Your objective
Pictures are to be left out, and every entry repeated exactly.

**** Data for this task ****

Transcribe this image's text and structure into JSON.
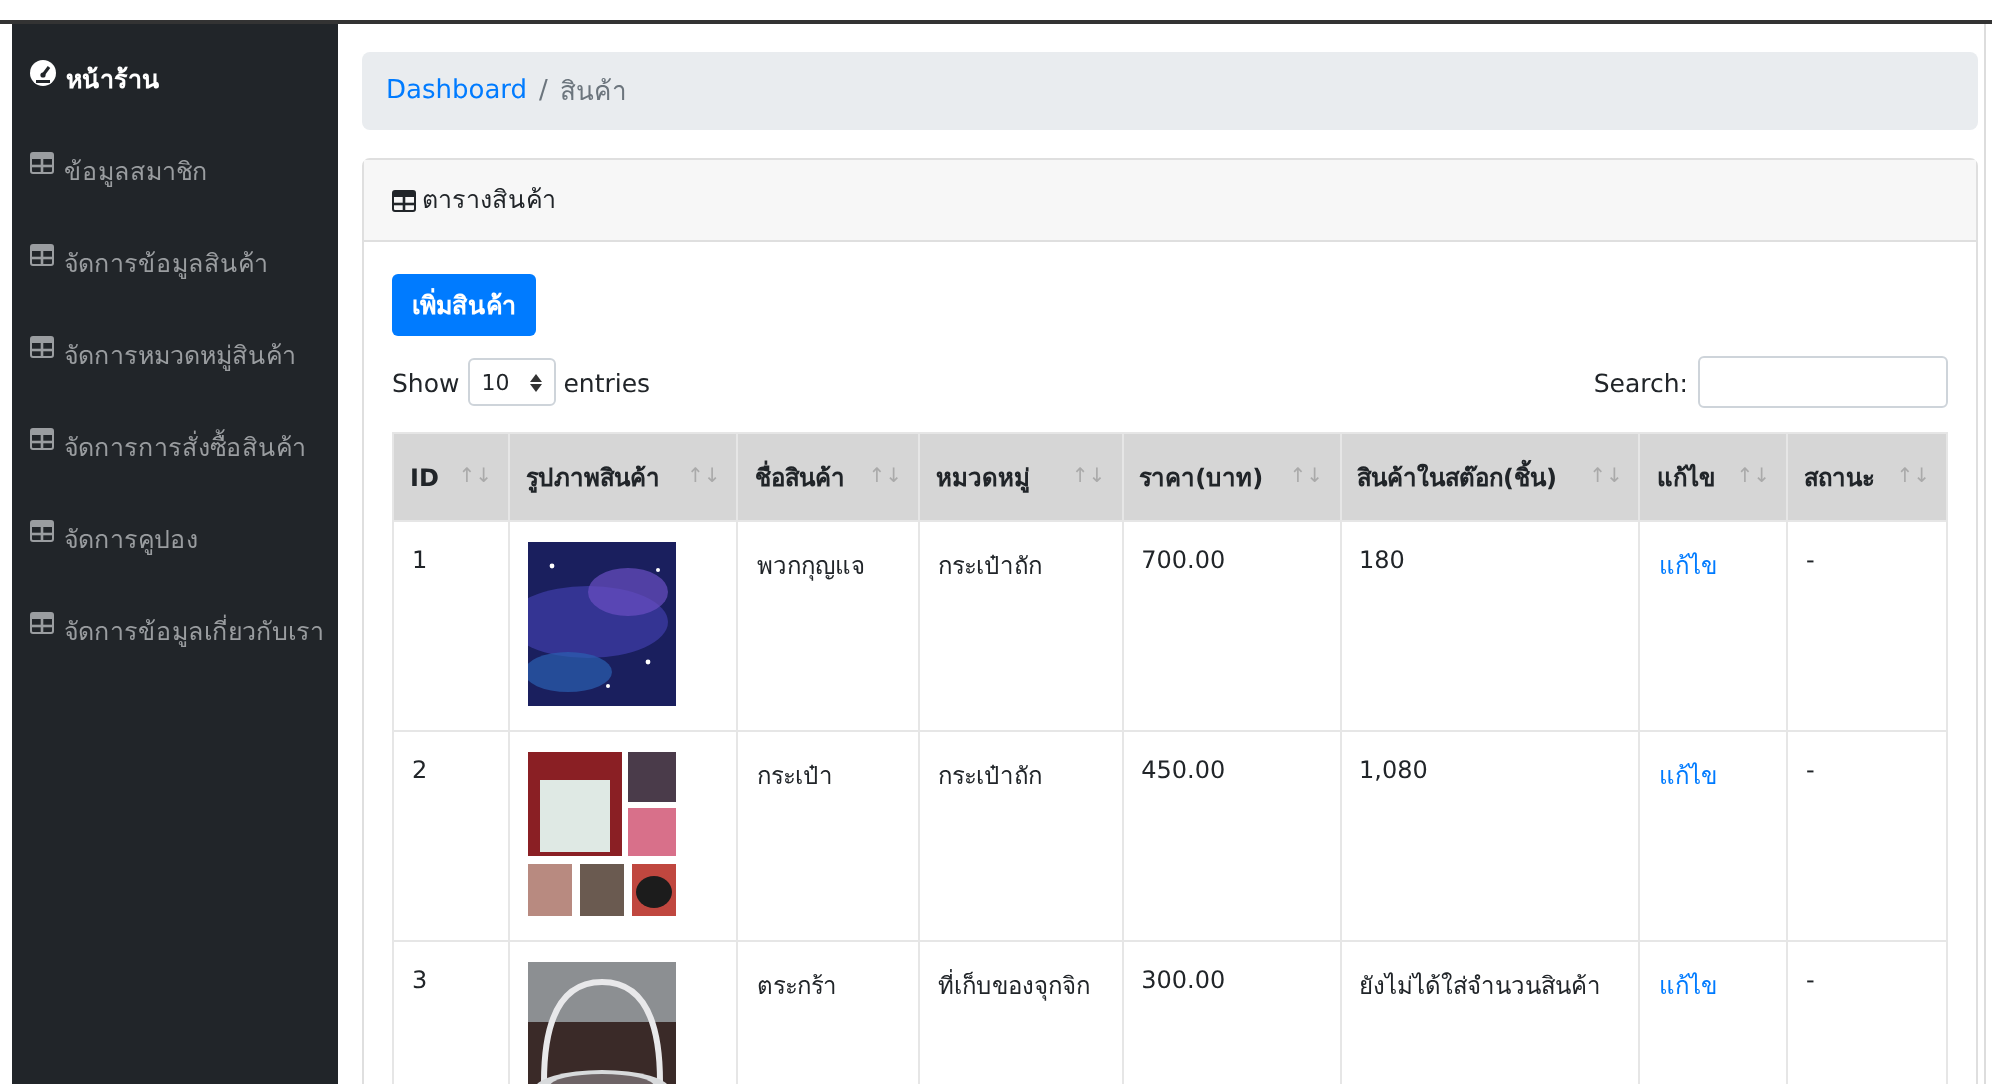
{
  "sidebar": {
    "items": [
      {
        "label": "หน้าร้าน",
        "kind": "dashboard",
        "selected": true
      },
      {
        "label": "ข้อมูลสมาชิก",
        "kind": "table",
        "selected": false
      },
      {
        "label": "จัดการข้อมูลสินค้า",
        "kind": "table",
        "selected": false
      },
      {
        "label": "จัดการหมวดหมู่สินค้า",
        "kind": "table",
        "selected": false
      },
      {
        "label": "จัดการการสั่งซื้อสินค้า",
        "kind": "table",
        "selected": false
      },
      {
        "label": "จัดการคูปอง",
        "kind": "table",
        "selected": false
      },
      {
        "label": "จัดการข้อมูลเกี่ยวกับเรา",
        "kind": "table",
        "selected": false
      }
    ]
  },
  "breadcrumb": {
    "link": "Dashboard",
    "separator": "/",
    "current": "สินค้า"
  },
  "card": {
    "title": "ตารางสินค้า",
    "add_button": "เพิ่มสินค้า",
    "length": {
      "before": "Show",
      "value": "10",
      "after": "entries"
    },
    "search": {
      "label": "Search:"
    },
    "table": {
      "columns": [
        "ID",
        "รูปภาพสินค้า",
        "ชื่อสินค้า",
        "หมวดหมู่",
        "ราคา(บาท)",
        "สินค้าในสต๊อก(ชิ้น)",
        "แก้ไข",
        "สถานะ"
      ],
      "sort_glyph": "↑↓",
      "rows": [
        {
          "id": "1",
          "name": "พวกกุญแจ",
          "category": "กระเป๋าถัก",
          "price": "700.00",
          "stock": "180",
          "edit": "แก้ไข",
          "status": "-"
        },
        {
          "id": "2",
          "name": "กระเป๋า",
          "category": "กระเป๋าถัก",
          "price": "450.00",
          "stock": "1,080",
          "edit": "แก้ไข",
          "status": "-"
        },
        {
          "id": "3",
          "name": "ตระกร้า",
          "category": "ที่เก็บของจุกจิก",
          "price": "300.00",
          "stock": "ยังไม่ได้ใส่จำนวนสินค้า",
          "edit": "แก้ไข",
          "status": "-"
        }
      ]
    }
  }
}
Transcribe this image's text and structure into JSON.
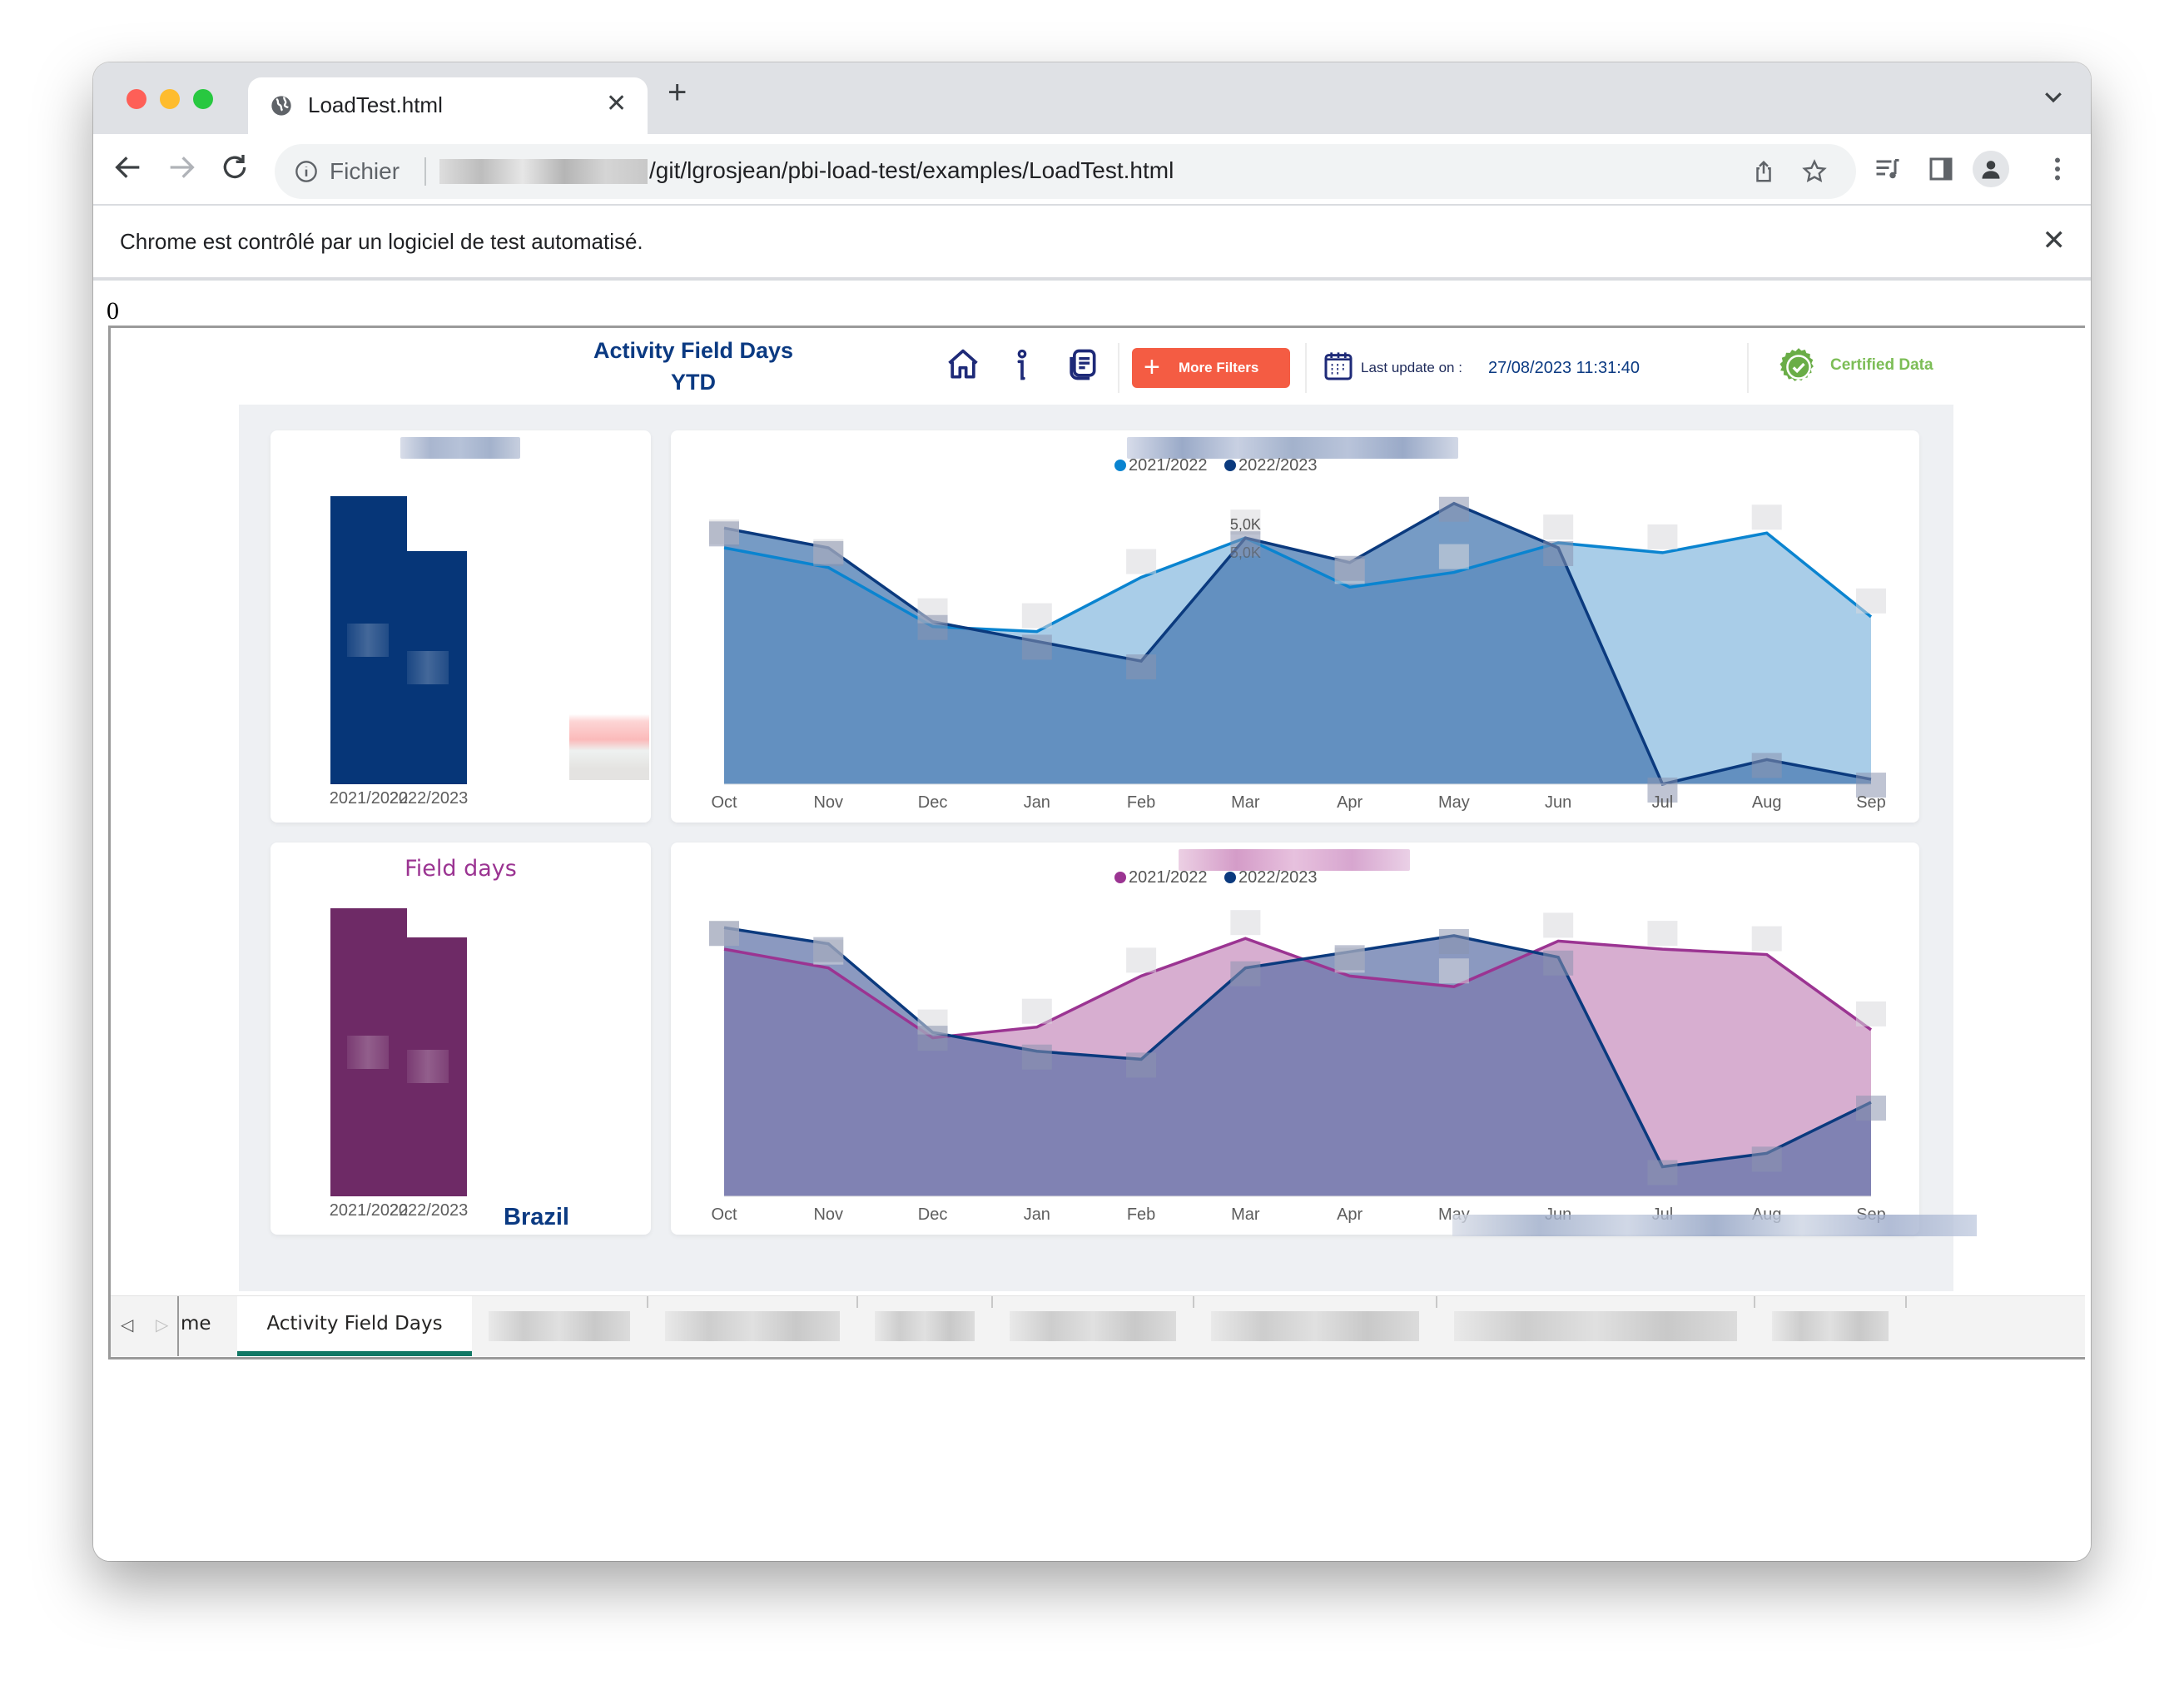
{
  "browser": {
    "tab_title": "LoadTest.html",
    "new_tab_symbol": "+",
    "close_symbol": "✕",
    "scheme_label": "Fichier",
    "url_visible": "/git/lgrosjean/pbi-load-test/examples/LoadTest.html",
    "infobar_message": "Chrome est contrôlé par un logiciel de test automatisé."
  },
  "page": {
    "counter_text": "0"
  },
  "report": {
    "title_line1": "Activity Field Days",
    "title_line2": "YTD",
    "header_icons": [
      "home-icon",
      "info-icon",
      "documents-icon"
    ],
    "more_filters_label": "More Filters",
    "last_update_label": "Last update on :",
    "last_update_value": "27/08/2023 11:31:40",
    "certified_label": "Certified Data",
    "region_label": "Brazil",
    "colors": {
      "brand_navy": "#0b3a82",
      "filters_button": "#f45c43",
      "certified_green": "#7cbd56",
      "active_tab_underline": "#117865",
      "activity_bar": "#063678",
      "field_days_bar": "#6e2a66",
      "series_2021_activity": "#0a84d0",
      "series_2022_activity": "#0b3a7e",
      "series_2021_field": "#9b3492",
      "series_2022_field": "#0b3a7e"
    }
  },
  "chart_data": [
    {
      "type": "bar",
      "title": "",
      "categories": [
        "2021/2022",
        "2022/2023"
      ],
      "values": [
        100,
        81
      ],
      "value_units": "relative index (labels obscured)",
      "color": "#063678"
    },
    {
      "type": "area",
      "title": "",
      "categories": [
        "Oct",
        "Nov",
        "Dec",
        "Jan",
        "Feb",
        "Mar",
        "Apr",
        "May",
        "Jun",
        "Jul",
        "Aug",
        "Sep"
      ],
      "series": [
        {
          "name": "2021/2022",
          "values": [
            4800,
            4400,
            3200,
            3100,
            4200,
            5000,
            4000,
            4300,
            4900,
            4700,
            5100,
            3400
          ]
        },
        {
          "name": "2022/2023",
          "values": [
            5200,
            4800,
            3300,
            2900,
            2500,
            5000,
            4500,
            5700,
            4800,
            0,
            500,
            100
          ]
        }
      ],
      "visible_data_labels": [
        {
          "category": "Mar",
          "series": "2022/2023",
          "text": "5,0K"
        },
        {
          "category": "Mar",
          "series": "2021/2022",
          "text": "5,0K"
        }
      ],
      "legend": [
        "2021/2022",
        "2022/2023"
      ],
      "legend_position": "top-center",
      "ylim": [
        0,
        6000
      ],
      "grid": false
    },
    {
      "type": "bar",
      "title": "Field days",
      "categories": [
        "2021/2022",
        "2022/2023"
      ],
      "values": [
        100,
        90
      ],
      "value_units": "relative index (labels obscured)",
      "color": "#6e2a66"
    },
    {
      "type": "area",
      "title": "",
      "categories": [
        "Oct",
        "Nov",
        "Dec",
        "Jan",
        "Feb",
        "Mar",
        "Apr",
        "May",
        "Jun",
        "Jul",
        "Aug",
        "Sep"
      ],
      "series": [
        {
          "name": "2021/2022",
          "values": [
            92,
            85,
            59,
            63,
            82,
            96,
            82,
            78,
            95,
            92,
            90,
            62
          ]
        },
        {
          "name": "2022/2023",
          "values": [
            100,
            94,
            61,
            54,
            51,
            85,
            91,
            97,
            89,
            11,
            16,
            35
          ]
        }
      ],
      "value_units": "relative index (labels obscured)",
      "legend": [
        "2021/2022",
        "2022/2023"
      ],
      "legend_position": "top-center",
      "ylim": [
        0,
        110
      ],
      "grid": false
    }
  ],
  "page_tabs": {
    "prev_symbol": "◁",
    "next_symbol": "▷",
    "partial_tab_label": "me",
    "active_tab_label": "Activity Field Days",
    "obscured_tab_count": 7
  }
}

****

Solution
Transcribe this image's text and structure into JSON.
{
  "sidebar": {
    "items": [
      {
        "label": "หน้าร้าน",
        "kind": "dashboard",
        "selected": true
      },
      {
        "label": "ข้อมูลสมาชิก",
        "kind": "table",
        "selected": false
      },
      {
        "label": "จัดการข้อมูลสินค้า",
        "kind": "table",
        "selected": false
      },
      {
        "label": "จัดการหมวดหมู่สินค้า",
        "kind": "table",
        "selected": false
      },
      {
        "label": "จัดการการสั่งซื้อสินค้า",
        "kind": "table",
        "selected": false
      },
      {
        "label": "จัดการคูปอง",
        "kind": "table",
        "selected": false
      },
      {
        "label": "จัดการข้อมูลเกี่ยวกับเรา",
        "kind": "table",
        "selected": false
      }
    ]
  },
  "breadcrumb": {
    "link": "Dashboard",
    "separator": "/",
    "current": "สินค้า"
  },
  "card": {
    "title": "ตารางสินค้า",
    "add_button": "เพิ่มสินค้า",
    "length": {
      "before": "Show",
      "value": "10",
      "after": "entries"
    },
    "search": {
      "label": "Search:"
    },
    "table": {
      "columns": [
        "ID",
        "รูปภาพสินค้า",
        "ชื่อสินค้า",
        "หมวดหมู่",
        "ราคา(บาท)",
        "สินค้าในสต๊อก(ชิ้น)",
        "แก้ไข",
        "สถานะ"
      ],
      "sort_glyph": "↑↓",
      "rows": [
        {
          "id": "1",
          "name": "พวกกุญแจ",
          "category": "กระเป๋าถัก",
          "price": "700.00",
          "stock": "180",
          "edit": "แก้ไข",
          "status": "-"
        },
        {
          "id": "2",
          "name": "กระเป๋า",
          "category": "กระเป๋าถัก",
          "price": "450.00",
          "stock": "1,080",
          "edit": "แก้ไข",
          "status": "-"
        },
        {
          "id": "3",
          "name": "ตระกร้า",
          "category": "ที่เก็บของจุกจิก",
          "price": "300.00",
          "stock": "ยังไม่ได้ใส่จำนวนสินค้า",
          "edit": "แก้ไข",
          "status": "-"
        }
      ]
    }
  }
}
Transcribe this image's text and structure into JSON.
{
  "browser": {
    "tab_title": "LoadTest.html",
    "new_tab_symbol": "+",
    "close_symbol": "✕",
    "scheme_label": "Fichier",
    "url_visible": "/git/lgrosjean/pbi-load-test/examples/LoadTest.html",
    "infobar_message": "Chrome est contrôlé par un logiciel de test automatisé."
  },
  "page": {
    "counter_text": "0"
  },
  "report": {
    "title_line1": "Activity Field Days",
    "title_line2": "YTD",
    "header_icons": [
      "home-icon",
      "info-icon",
      "documents-icon"
    ],
    "more_filters_label": "More Filters",
    "last_update_label": "Last update on :",
    "last_update_value": "27/08/2023 11:31:40",
    "certified_label": "Certified Data",
    "region_label": "Brazil",
    "colors": {
      "brand_navy": "#0b3a82",
      "filters_button": "#f45c43",
      "certified_green": "#7cbd56",
      "active_tab_underline": "#117865",
      "activity_bar": "#063678",
      "field_days_bar": "#6e2a66",
      "series_2021_activity": "#0a84d0",
      "series_2022_activity": "#0b3a7e",
      "series_2021_field": "#9b3492",
      "series_2022_field": "#0b3a7e"
    }
  },
  "chart_data": [
    {
      "type": "bar",
      "title": "",
      "categories": [
        "2021/2022",
        "2022/2023"
      ],
      "values": [
        100,
        81
      ],
      "value_units": "relative index (labels obscured)",
      "color": "#063678"
    },
    {
      "type": "area",
      "title": "",
      "categories": [
        "Oct",
        "Nov",
        "Dec",
        "Jan",
        "Feb",
        "Mar",
        "Apr",
        "May",
        "Jun",
        "Jul",
        "Aug",
        "Sep"
      ],
      "series": [
        {
          "name": "2021/2022",
          "values": [
            4800,
            4400,
            3200,
            3100,
            4200,
            5000,
            4000,
            4300,
            4900,
            4700,
            5100,
            3400
          ]
        },
        {
          "name": "2022/2023",
          "values": [
            5200,
            4800,
            3300,
            2900,
            2500,
            5000,
            4500,
            5700,
            4800,
            0,
            500,
            100
          ]
        }
      ],
      "visible_data_labels": [
        {
          "category": "Mar",
          "series": "2022/2023",
          "text": "5,0K"
        },
        {
          "category": "Mar",
          "series": "2021/2022",
          "text": "5,0K"
        }
      ],
      "legend": [
        "2021/2022",
        "2022/2023"
      ],
      "legend_position": "top-center",
      "ylim": [
        0,
        6000
      ],
      "grid": false
    },
    {
      "type": "bar",
      "title": "Field days",
      "categories": [
        "2021/2022",
        "2022/2023"
      ],
      "values": [
        100,
        90
      ],
      "value_units": "relative index (labels obscured)",
      "color": "#6e2a66"
    },
    {
      "type": "area",
      "title": "",
      "categories": [
        "Oct",
        "Nov",
        "Dec",
        "Jan",
        "Feb",
        "Mar",
        "Apr",
        "May",
        "Jun",
        "Jul",
        "Aug",
        "Sep"
      ],
      "series": [
        {
          "name": "2021/2022",
          "values": [
            92,
            85,
            59,
            63,
            82,
            96,
            82,
            78,
            95,
            92,
            90,
            62
          ]
        },
        {
          "name": "2022/2023",
          "values": [
            100,
            94,
            61,
            54,
            51,
            85,
            91,
            97,
            89,
            11,
            16,
            35
          ]
        }
      ],
      "value_units": "relative index (labels obscured)",
      "legend": [
        "2021/2022",
        "2022/2023"
      ],
      "legend_position": "top-center",
      "ylim": [
        0,
        110
      ],
      "grid": false
    }
  ],
  "page_tabs": {
    "prev_symbol": "◁",
    "next_symbol": "▷",
    "partial_tab_label": "me",
    "active_tab_label": "Activity Field Days",
    "obscured_tab_count": 7
  }
}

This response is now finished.